GitHub Enterprise Server has a built-in command line utility for monitoring the health of the cluster. From the administrative shell, running the ghe-cluster-status command executes a series of health checks on each node including verification of connectivity and service status. The output shows all test results including the text ok or error. For example, to only display failing tests, run:

admin@ghe-data-node-0:~$ ghe-cluster-status | grep error
> mysql-replication ghe-data-node-0: error Stopped
> mysql cluster: error

Note: If there are no failing tests, this command produces no output. This indicates the cluster is healthy.

Monitoring cluster status with Nagios

You can configure Nagios to monitor GitHub Enterprise Server. In addition to monitoring basic connectivity to each of the cluster nodes, you can check the cluster status by configuring Nagios to use the ghe-cluster-status -n command. This returns output in a format that Nagios understands.

Prerequisites

  • Linux host running Nagios.
  • Network access to the GitHub Enterprise Server cluster.

Configuring the Nagios host

  1. Generate an SSH key with a blank passphrase. Nagios uses this to authenticate to the GitHub Enterprise Server cluster.

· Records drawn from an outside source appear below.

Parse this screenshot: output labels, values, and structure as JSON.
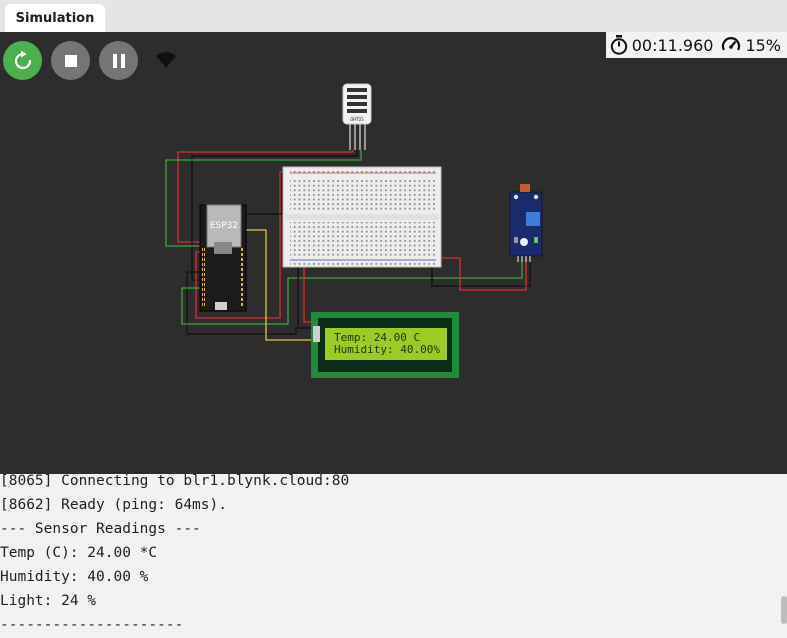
{
  "tab": {
    "label": "Simulation"
  },
  "stats": {
    "timer": "00:11.960",
    "cpu": "15%"
  },
  "controls": {
    "restart": "restart-icon",
    "stop": "stop-icon",
    "pause": "pause-icon",
    "wifi": "wifi-icon"
  },
  "parts": {
    "dht_label": "DHT22",
    "esp32_label": "ESP32",
    "lcd_line1": "Temp: 24.00 C",
    "lcd_line2": "Humidity: 40.00%"
  },
  "colors": {
    "canvas": "#2d2d2d",
    "restart": "#4caf50",
    "lcd_screen": "#9ccc23",
    "lcd_board": "#1e8c3a"
  },
  "console": {
    "lines": [
      "[8065] Connecting to blr1.blynk.cloud:80",
      "[8662] Ready (ping: 64ms).",
      "--- Sensor Readings ---",
      "Temp (C): 24.00 *C",
      "Humidity: 40.00 %",
      "Light: 24 %",
      "---------------------"
    ]
  }
}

    nagiosuser@nagios:~$ ssh-keygen -t ed25519
    > Generating public/private ed25519 key pair.
    > Enter file in which to save the key (/home/nagiosuser/.ssh/id_ed25519):
    > Enter passphrase (empty for no passphrase): LEAVE BLANK BY PRESSING ENTER
    > Enter same passphrase again: PRESS ENTER AGAIN
    > Your identification has been saved in /home/nagiosuser/.ssh/id_ed25519.
    > Your public key has been saved in /home/nagiosuser/.ssh/id_ed25519.pub.
    

    Security Warning: An SSH key without a passphrase can pose a security risk if authorized for full access to a host. Limit this key's authorization to a single read-only command.

    Note: If you're using a distribution of Linux that doesn't support the Ed25519 algorithm, use the command:

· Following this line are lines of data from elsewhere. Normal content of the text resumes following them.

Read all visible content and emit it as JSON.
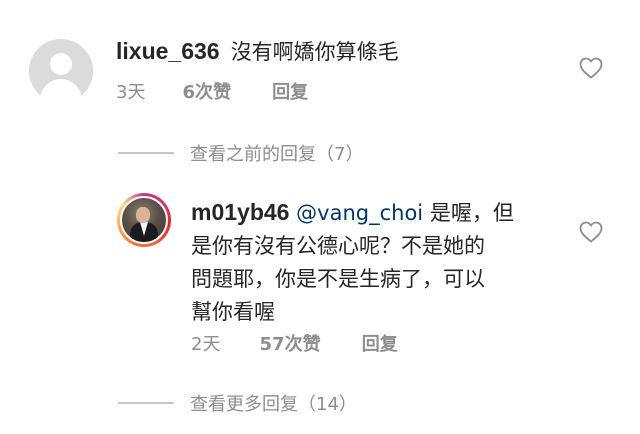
{
  "comments": [
    {
      "username": "lixue_636",
      "text": "沒有啊嬌你算條毛",
      "time": "3天",
      "likes": "6次赞",
      "reply_label": "回复"
    },
    {
      "username": "m01yb46",
      "mention": "@vang_choi",
      "text_line1": "是喔，但",
      "text_line2": "是你有沒有公德心呢？不是她的",
      "text_line3": "問題耶，你是不是生病了，可以",
      "text_line4": "幫你看喔",
      "time": "2天",
      "likes": "57次赞",
      "reply_label": "回复"
    }
  ],
  "view_previous": "查看之前的回复（7）",
  "view_more": "查看更多回复（14）",
  "icons": {
    "default_avatar": "default-user-avatar",
    "like": "heart-outline-icon"
  },
  "colors": {
    "text": "#262626",
    "secondary": "#8e8e8e",
    "mention": "#00376b",
    "divider": "#c7c7c7"
  }
}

    nagiosuser@nagios:~$ ssh-keygen -t rsa -b 4096
    
  2. Copy the private key (id_ed25519) to the nagios home folder and set the appropriate ownership.

    nagiosuser@nagios:~$ sudo cp .ssh/id_ed25519 /var/lib/nagios/.ssh/
    nagiosuser@nagios:~$ sudo chown nagios:nagios /var/lib/nagios/.ssh/id_ed25519
    
  3. To authorize the public key to run only the ghe-cluster-status -n command, use a command= prefix in the /data/user/common/authorized_keys file. From the administrative shell on any node, modify this file to add the public key generated in step 1. For example: command="/usr/local/bin/ghe-cluster-status -n" ssh-ed25519 AAAA....

  4. Validate and copy the configuration to each node in the cluster by running ghe-cluster-config-apply on the node where you modified the /data/user/common/authorized_keys file.

    admin@ghe-data-node-0:~$ ghe-cluster-config-apply
    > Validating configuration
    > ...
    > Finished cluster configuration
    
  5. To test that the Nagios plugin can successfully execute the command, run it interactively from Nagios host.

    nagiosuser@nagios:~$ /usr/lib/nagios/plugins/check_by_ssh -l admin -p 122 -H HOSTNAME -C "ghe-cluster-status -n" -t 30
    > OK - No errors detected
    
  6. Create a command definition in your Nagios configuration.

    Example definition

    define command {
         command_name    check_ssh_ghe_cluster
         command_line    $USER1$/check_by_ssh -H $HOSTADDRESS$ -C "ghe-cluster-status -n" -l admin -p 122 -t 30
    }
    
  7. Add this command to a service definition for a node in the GitHub Enterprise Server cluster.

    Example definition

    define host{
         use                     generic-host
         host_name               ghe-data-node-0
         alias                   ghe-data-node-0
         address                 10.11.17.180
         }
    
    define service{
           use                             generic-service
           host_name                       ghe-data-node-0
           service_description             GitHub Cluster Status
           check_command                   check_ssh_ghe_cluster
           }
    

After you add the definition to Nagios, the service check executes according to your configuration. You should be able to see the newly configured service in the Nagios web interface.